There are a lot of inputs to product strategy including advisory boards, customer forums, sales teams and ROI prioritization algorithms. None are sufficient on their own: we have to develop and apply strategic judgment, and test that in the marketplace.
The AgileCamp organizers have generously invited me to kick off the Dallas event with a keynote on unpacking business value. We’ll look at things from “the business side” ahead of a full day of Agile and Lean practices.
As a long-time B2B infrastructure product manager, I’m used to thinking about my customers as guys. IT managers and directors, 30-50, developers or sys admins who’ve been pushed up into management, frustrated, under-appreciated and under-resourced, pale from weekends spent inside… I’m exaggerating on purpose. Rrecent chats with three women who run IT groups reminded me that we (product managers) need to channel our diverse customer base — wherever it leads us.
As data-driven product managers, we’d like to pretend that incoming technical requests are simply transactional. In the real world, though, real people and real agendas are involved. And that means there’s a personal and political context to consider when prioritizing demands on our already-overloaded development organization.

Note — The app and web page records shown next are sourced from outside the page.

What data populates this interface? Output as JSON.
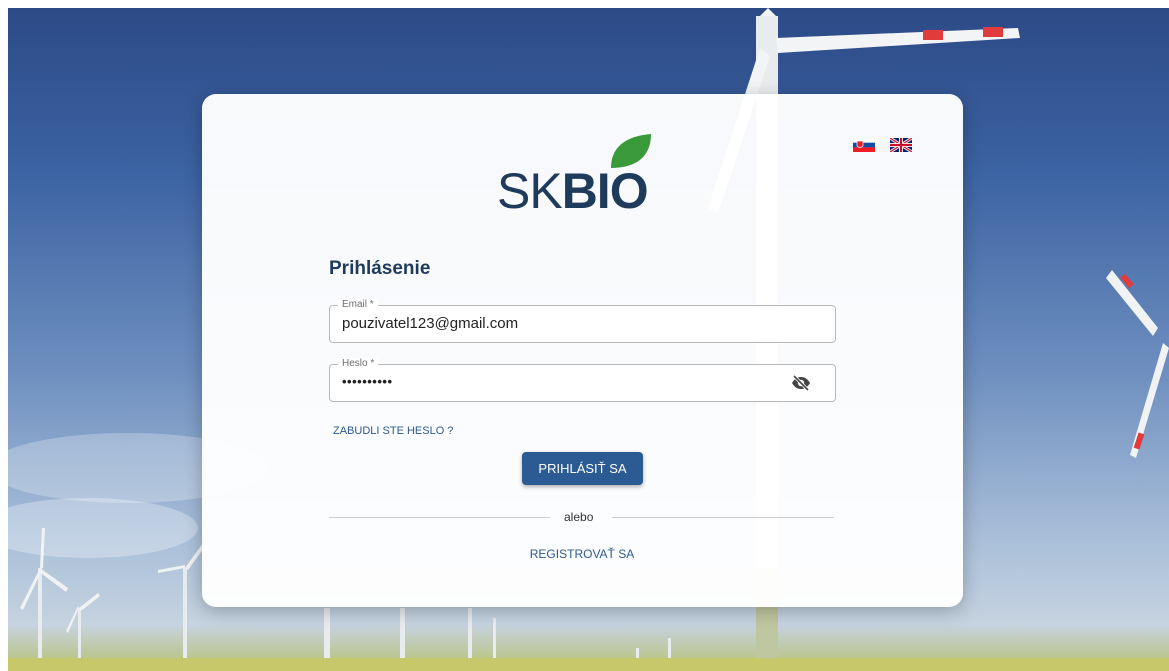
{
  "brand": {
    "logo_prefix": "SK",
    "logo_bold": "BIO",
    "leaf_color": "#3a9a3a",
    "text_color": "#1f3b5c"
  },
  "languages": [
    {
      "code": "sk",
      "icon": "slovak-flag-icon"
    },
    {
      "code": "en",
      "icon": "uk-flag-icon"
    }
  ],
  "login": {
    "title": "Prihlásenie",
    "email_label": "Email *",
    "email_value": "pouzivatel123@gmail.com",
    "password_label": "Heslo *",
    "password_value": "••••••••••",
    "toggle_icon": "eye-off-icon",
    "forgot_link": "ZABUDLI STE HESLO ?",
    "submit_label": "PRIHLÁSIŤ SA",
    "or_text": "alebo",
    "register_link": "REGISTROVAŤ SA"
  },
  "colors": {
    "primary": "#2c5a93",
    "link": "#2d5a8e"
  }
}
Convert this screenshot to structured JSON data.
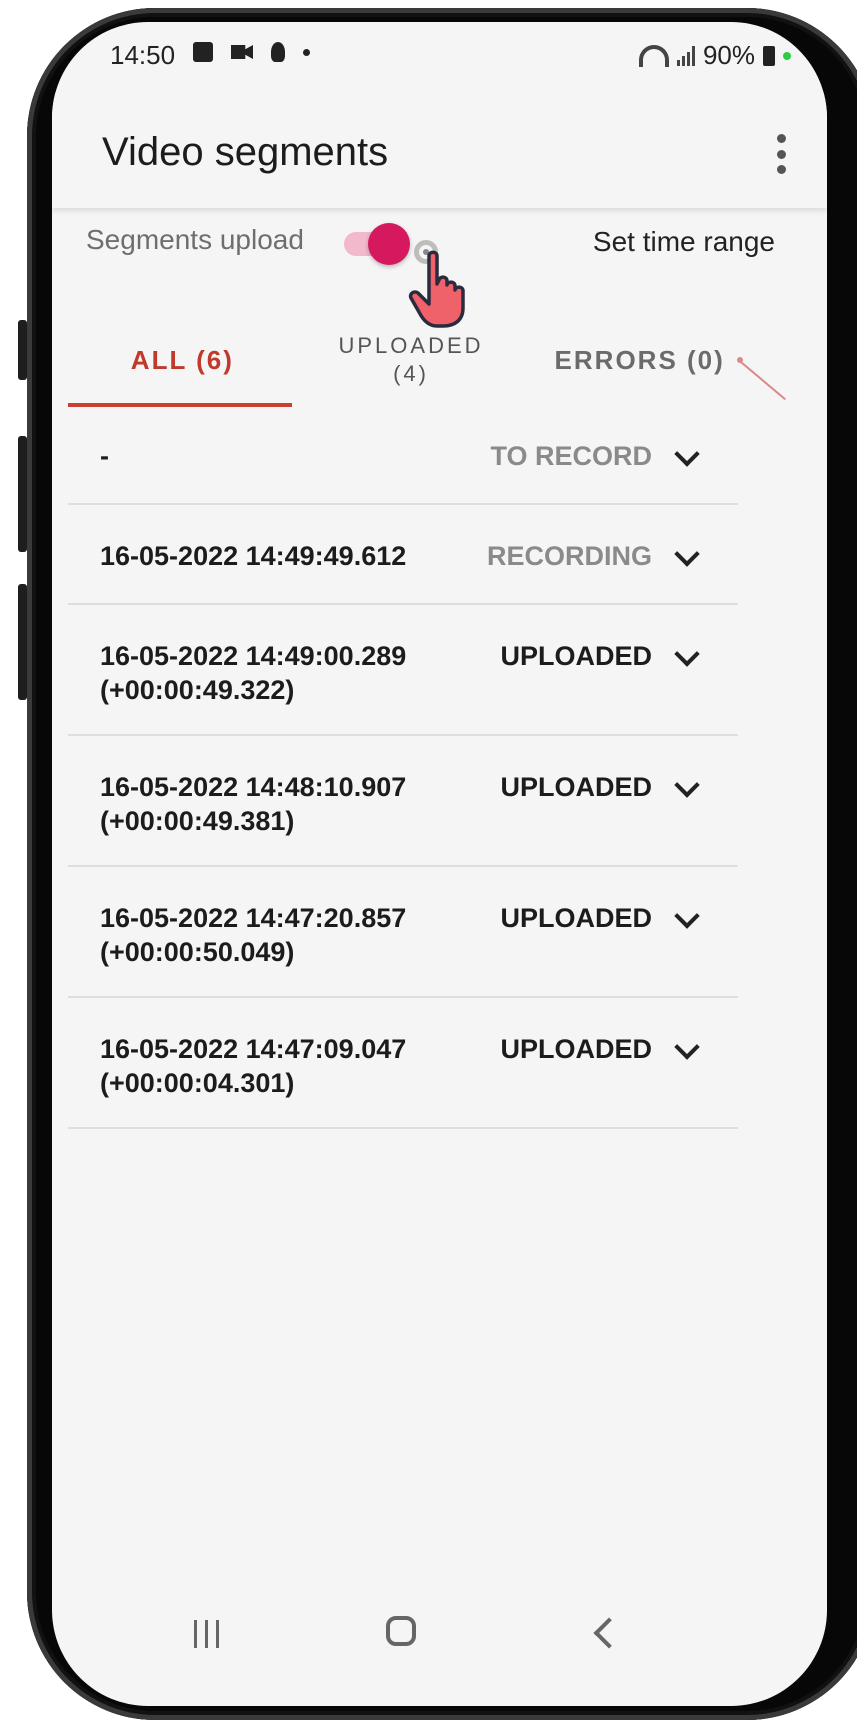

Magnus Billgren of Tolpagorni Product Management talks with Rich Mironov about the importance of roadmaps as part of a coherent product strategy. How do we handle customer requests that are not in plan? This was taped during Tolpagorni’s Product Leadership Days, March 2012.
John Peltier is a seasoned product manager out of Atlanta, and does a periodic webcast with guest product folks posted originally on his Product Owner Vision blog. He generously included me in an interview posted on12 December 2011. We recorded a half hour discussion covering: How Product Camps can increase awareness among senior and executive